Being LGBTQ is much more accepted in women’s football than men’s but why is this? Many female footballers are openly gay and feel comfortable in front of their fans, teammates and coaches but it’s not a luxury afforded to men.

One of the most famous cases known in English Football is regarding Justin Fashanu. He played for many clubs including Norwich, Nottingham Forest and Notts County and he was Britain’s first gay footballer.

Before he came out, many of his fellow players and coaches already knew that Justin was gay and many of them were ok with that but Justin was not comfortable sharing this information with the world. Justin was forced to `come out` because a tabloid paper had learnt about his secret and was threatening to expose him if he didn’t give them an exclusive interview.

In an autobiography about his life it says that he was “terrified” about the reaction from the media and the fans when he came out, there wasn’t the same level of support players get now from the Football Association, Players Football Association and the leagues. Being black Justin was already faced with racial abuse, it was the 1980s and most black footballers were constantly subjected to racial abuse from terraces. Monkey chants were sung at the players and bananas were often thrown onto the pitch. When he was `outed` Fashanu would also have words such as “faggot” “fairy” and “tart” chanted at him.
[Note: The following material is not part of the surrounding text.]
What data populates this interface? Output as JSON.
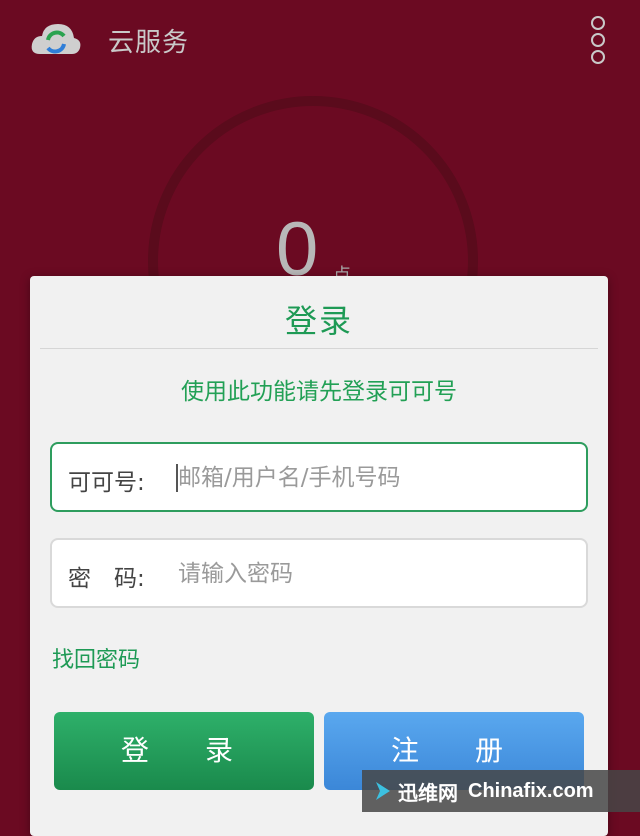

The abuse didn’t just come from “fans” when he was on the pitch as its alleged that his manager at Nottingham Forest, Brian Clough, displayed signs of homophobia and would often ask him “why do you visit gay bars?” and rumour has it that Justin was released from the club because of Clough’s attitude and opinion.

Later on, in his career Fashanu moved to America to coach football but whist he was over there he was accused of sexual assault on a 17-year-old boy which he strongly denied, Justin couldn’t bear the heartache and constant allegations so he moved back to England in 1998 where he sadly ended his life at the age of 37.

In the past 22 years since Justin died there have been next to no footballers come out as gay or part of the LGBTQ community, however a handful have come out after they have retired from the game. When interviewed they confirmed they feared that had they come out whist playing they would have faced abusive from the fans or been passed over for progression/club moves.

Why is this fear factor not felt or experienced within the women’s game? Perhaps it’s because Women’s football is not as popular as the men’s game and many female footballers have come out before they became famous or well known, therefore is not a shock. Perhaps it’s because people have already stereotyped female players and have already labelled them gay because football has traditionally been seen as a `mans’ game` or maybe it’s more acceptable to be gay if you are a woman. Whatever the reason, women are clearly more comfortable in their skin as a person and player and feel happier and more supported than the men do.

Time will tell whether the LGBTQ movement has a positive impact on the male footballers. It is well known that people performed better in all aspects of their life if they are happy, how can male footballers reach their true potential all the time they are not fully content with all parts of their life?

By Megan Spalding, Tolworth Girls School